Here is a simple exercise that will invite a more right-brained sensory relationship. One way to heighten awareness and activate the senses is to remove one. Close your eyes and listen. Just listen. Birds, wind, rustling grasses, all take on a special significance when listened to so deliberately. Or focus on what you see. Shadows, light, and flight patterns that happen without labeling offers a much different experience.

Just step outside and observe. You may experience requited Earth love!

Is Nature Free?

pennsylvania-woodsWe all have access to nature. To be with plants, animals, insects and elements from the natural world, we only need to leave our homes. Even if we live in an urban environment there are parks, or blue sky above, the air, hopefully birds too. We can just walk out our door, no admission fee, no cost to us.

This idea of nature as free was prompted by a recent experience. In describing an ecopsychology workshop I was facilitating, a potential attendee asked: “why should I pay for spending time in nature when it is basically free?” I considered this. When I hear something is “for free” I think of receiving without having to give or offer something in exchange or return. I think this free perspective can lead to the disregard many people have for nature. This idea of nature being free feels out of balance to me, one sided.

The life coaching and “inner wilderness guide” work I do offers clients an opportunity to learn about their nature and the nature of others, in nature. Building a relationship with nature beyond recreation, relaxation, or as a food source, brings us into a place of exchange or mutuality. To express our gratitude to the natural world, or to dialogue with nature, invites relationship. Indigenous and earth based cultures consider all elements in nature as alive and as equally important as humans.

To deeply care about an other, whether a person, plant, moonrise or sunset, opens the way to caring and being in an interdependent relationship. We need this in our world today as we face unprecedented abuses to the environment.

How might it be to consider what we can offer to nature rather than what we get from nature? When did you last spend time with a tree asking “what can I offer you in exchange for your beauty, oxygen, and shade?”

Try this ecopsychology exercise: leave behind all devices, biking and hiking props, and canoes. Go into nature with only your curiosity and openheartedness. Wander until something draws your attention. It might be a large flat stone, a tiny crawling insect, a flower, animal, anything. Sit down, ask for permission to join this being, wait for the answer and if yes, become very still and present. (If no, search for another being.) Ask the question: “What would you like from me today?” And become even more still as you listen for the answer. You may think it is only your imagination when you hear a response. What if it is not your imagination?

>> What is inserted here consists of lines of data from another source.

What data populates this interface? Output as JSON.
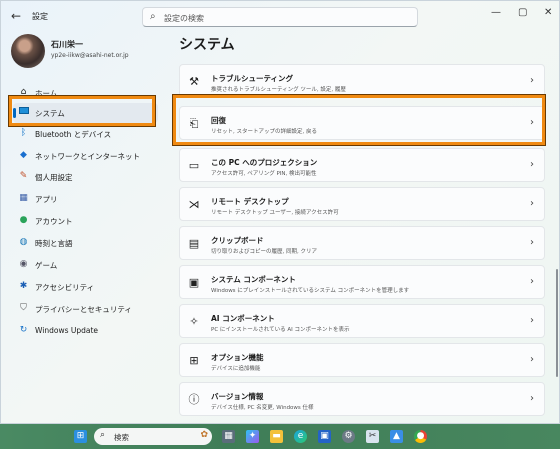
{
  "window": {
    "title": "設定",
    "back_icon": "back-arrow-icon",
    "controls": [
      "—",
      "▢",
      "✕"
    ]
  },
  "search": {
    "placeholder": "設定の検索"
  },
  "profile": {
    "name": "石川栄一",
    "email": "yp2e-iikw@asahi-net.or.jp"
  },
  "sidebar": {
    "items": [
      {
        "label": "ホーム",
        "icon": "home-icon"
      },
      {
        "label": "システム",
        "icon": "system-display-icon",
        "active": true
      },
      {
        "label": "Bluetooth とデバイス",
        "icon": "bluetooth-icon"
      },
      {
        "label": "ネットワークとインターネット",
        "icon": "wifi-icon"
      },
      {
        "label": "個人用設定",
        "icon": "brush-icon"
      },
      {
        "label": "アプリ",
        "icon": "apps-icon"
      },
      {
        "label": "アカウント",
        "icon": "account-icon"
      },
      {
        "label": "時刻と言語",
        "icon": "globe-clock-icon"
      },
      {
        "label": "ゲーム",
        "icon": "gamepad-icon"
      },
      {
        "label": "アクセシビリティ",
        "icon": "accessibility-icon"
      },
      {
        "label": "プライバシーとセキュリティ",
        "icon": "shield-icon"
      },
      {
        "label": "Windows Update",
        "icon": "update-icon"
      }
    ]
  },
  "main": {
    "title": "システム",
    "cards": [
      {
        "title": "トラブルシューティング",
        "desc": "推奨されるトラブルシューティング ツール, 設定, 履歴",
        "icon": "wrench-icon"
      },
      {
        "title": "回復",
        "desc": "リセット, スタートアップの詳細設定, 戻る",
        "icon": "recovery-icon"
      },
      {
        "title": "この PC へのプロジェクション",
        "desc": "アクセス許可, ペアリング PIN, 検出可能性",
        "icon": "projection-icon"
      },
      {
        "title": "リモート デスクトップ",
        "desc": "リモート デスクトップ ユーザー, 接続アクセス許可",
        "icon": "remote-desktop-icon"
      },
      {
        "title": "クリップボード",
        "desc": "切り取りおよびコピーの履歴, 同期, クリア",
        "icon": "clipboard-icon"
      },
      {
        "title": "システム コンポーネント",
        "desc": "Windows にプレインストールされているシステム コンポーネントを管理します",
        "icon": "system-components-icon"
      },
      {
        "title": "AI コンポーネント",
        "desc": "PC にインストールされている AI コンポーネントを表示",
        "icon": "ai-sparkle-icon"
      },
      {
        "title": "オプション機能",
        "desc": "デバイスに追加機能",
        "icon": "optional-features-icon"
      },
      {
        "title": "バージョン情報",
        "desc": "デバイス仕様, PC 名変更, Windows 仕様",
        "icon": "info-icon"
      }
    ]
  },
  "taskbar": {
    "search_label": "検索",
    "icons": [
      "windows-start-icon",
      "widgets-icon",
      "copilot-icon",
      "file-explorer-icon",
      "edge-icon",
      "store-icon",
      "settings-icon",
      "snipping-tool-icon",
      "photos-icon",
      "chrome-icon"
    ]
  }
}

Nature cannot be free if we want a healthy, clean world to live in. A relationship with nature, as with any person, is most full and rich when there is an exchange, when we give as much as we get.